## TASK ITEM
Print the records below exactly as they appear. Omit all pictures.
===== TASK INPUTS =====
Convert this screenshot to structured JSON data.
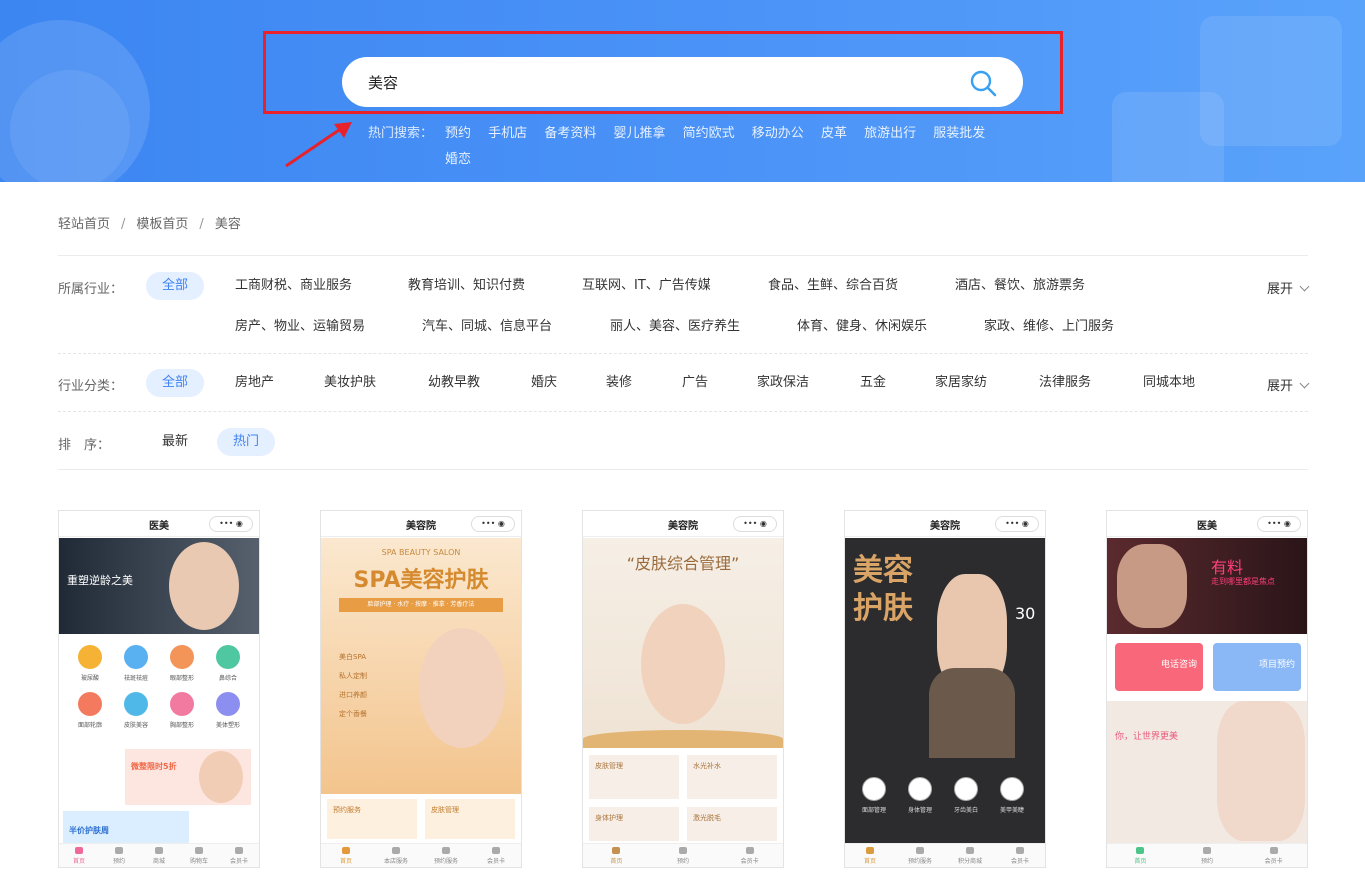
{
  "search": {
    "value": "美容"
  },
  "hot_search": {
    "label": "热门搜索：",
    "items": [
      "预约",
      "手机店",
      "备考资料",
      "婴儿推拿",
      "简约欧式",
      "移动办公",
      "皮革",
      "旅游出行",
      "服装批发",
      "婚恋"
    ]
  },
  "breadcrumb": [
    "轻站首页",
    "模板首页",
    "美容"
  ],
  "industry": {
    "label": "所属行业：",
    "all": "全部",
    "row1": [
      "工商财税、商业服务",
      "教育培训、知识付费",
      "互联网、IT、广告传媒",
      "食品、生鲜、综合百货",
      "酒店、餐饮、旅游票务"
    ],
    "row2": [
      "房产、物业、运输贸易",
      "汽车、同城、信息平台",
      "丽人、美容、医疗养生",
      "体育、健身、休闲娱乐",
      "家政、维修、上门服务"
    ],
    "expand": "展开"
  },
  "category": {
    "label": "行业分类：",
    "all": "全部",
    "items": [
      "房地产",
      "美妆护肤",
      "幼教早教",
      "婚庆",
      "装修",
      "广告",
      "家政保洁",
      "五金",
      "家居家纺",
      "法律服务",
      "同城本地"
    ],
    "expand": "展开"
  },
  "sort": {
    "label": "排　序：",
    "items": [
      "最新",
      "热门"
    ]
  },
  "cards": [
    {
      "title": "医美",
      "banner_text": "重塑逆龄之美",
      "icons": [
        "玻尿酸",
        "祛斑祛痘",
        "眼部整形",
        "鼻综合",
        "面部轮廓",
        "皮肤美容",
        "胸部整形",
        "美体塑形"
      ],
      "promo": "微整限时5折",
      "promo2": "半价护肤周",
      "tabs": [
        "首页",
        "预约",
        "商城",
        "购物车",
        "会员卡"
      ]
    },
    {
      "title": "美容院",
      "banner_sub": "SPA BEAUTY SALON",
      "banner_text": "SPA美容护肤",
      "banner_tag": "脸部护理 · 水疗 · 按摩 · 推拿 · 芳香疗法",
      "checks": [
        "美白SPA",
        "私人定制",
        "进口养颜",
        "定个香餐"
      ],
      "services": [
        "预约服务",
        "皮肤管理"
      ],
      "tabs": [
        "首页",
        "本店服务",
        "预约服务",
        "会员卡"
      ]
    },
    {
      "title": "美容院",
      "banner_text": "“皮肤综合管理”",
      "services": [
        "皮肤管理",
        "水光补水",
        "身体护理",
        "激光脱毛"
      ],
      "tabs": [
        "首页",
        "预约",
        "会员卡"
      ]
    },
    {
      "title": "美容院",
      "banner_text1": "美容",
      "banner_text2": "护肤",
      "banner_num": "30",
      "icons": [
        "面部管理",
        "身体管理",
        "牙齿美白",
        "美甲美睫"
      ],
      "tabs": [
        "首页",
        "预约服务",
        "积分商城",
        "会员卡"
      ]
    },
    {
      "title": "医美",
      "banner_text": "有料",
      "banner_sub": "走到哪里都是焦点",
      "btn1": "电话咨询",
      "btn2": "项目预约",
      "headline": "你，让世界更美",
      "tabs": [
        "首页",
        "预约",
        "会员卡"
      ]
    }
  ],
  "colors": {
    "hero": "#3c86f2",
    "accent": "#3f83f5",
    "frame": "#e8212b"
  }
}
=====
## RESULT
Convert this screenshot to structured JSON data.
{
  "search": {
    "value": "美容"
  },
  "hot_search": {
    "label": "热门搜索：",
    "items": [
      "预约",
      "手机店",
      "备考资料",
      "婴儿推拿",
      "简约欧式",
      "移动办公",
      "皮革",
      "旅游出行",
      "服装批发",
      "婚恋"
    ]
  },
  "breadcrumb": [
    "轻站首页",
    "模板首页",
    "美容"
  ],
  "industry": {
    "label": "所属行业：",
    "all": "全部",
    "row1": [
      "工商财税、商业服务",
      "教育培训、知识付费",
      "互联网、IT、广告传媒",
      "食品、生鲜、综合百货",
      "酒店、餐饮、旅游票务"
    ],
    "row2": [
      "房产、物业、运输贸易",
      "汽车、同城、信息平台",
      "丽人、美容、医疗养生",
      "体育、健身、休闲娱乐",
      "家政、维修、上门服务"
    ],
    "expand": "展开"
  },
  "category": {
    "label": "行业分类：",
    "all": "全部",
    "items": [
      "房地产",
      "美妆护肤",
      "幼教早教",
      "婚庆",
      "装修",
      "广告",
      "家政保洁",
      "五金",
      "家居家纺",
      "法律服务",
      "同城本地"
    ],
    "expand": "展开"
  },
  "sort": {
    "label": "排　序：",
    "items": [
      "最新",
      "热门"
    ]
  },
  "cards": [
    {
      "title": "医美",
      "banner_text": "重塑逆龄之美",
      "icons": [
        "玻尿酸",
        "祛斑祛痘",
        "眼部整形",
        "鼻综合",
        "面部轮廓",
        "皮肤美容",
        "胸部整形",
        "美体塑形"
      ],
      "promo": "微整限时5折",
      "promo2": "半价护肤周",
      "tabs": [
        "首页",
        "预约",
        "商城",
        "购物车",
        "会员卡"
      ]
    },
    {
      "title": "美容院",
      "banner_sub": "SPA BEAUTY SALON",
      "banner_text": "SPA美容护肤",
      "banner_tag": "脸部护理 · 水疗 · 按摩 · 推拿 · 芳香疗法",
      "checks": [
        "美白SPA",
        "私人定制",
        "进口养颜",
        "定个香餐"
      ],
      "services": [
        "预约服务",
        "皮肤管理"
      ],
      "tabs": [
        "首页",
        "本店服务",
        "预约服务",
        "会员卡"
      ]
    },
    {
      "title": "美容院",
      "banner_text": "“皮肤综合管理”",
      "services": [
        "皮肤管理",
        "水光补水",
        "身体护理",
        "激光脱毛"
      ],
      "tabs": [
        "首页",
        "预约",
        "会员卡"
      ]
    },
    {
      "title": "美容院",
      "banner_text1": "美容",
      "banner_text2": "护肤",
      "banner_num": "30",
      "icons": [
        "面部管理",
        "身体管理",
        "牙齿美白",
        "美甲美睫"
      ],
      "tabs": [
        "首页",
        "预约服务",
        "积分商城",
        "会员卡"
      ]
    },
    {
      "title": "医美",
      "banner_text": "有料",
      "banner_sub": "走到哪里都是焦点",
      "btn1": "电话咨询",
      "btn2": "项目预约",
      "headline": "你，让世界更美",
      "tabs": [
        "首页",
        "预约",
        "会员卡"
      ]
    }
  ],
  "colors": {
    "hero": "#3c86f2",
    "accent": "#3f83f5",
    "frame": "#e8212b"
  }
}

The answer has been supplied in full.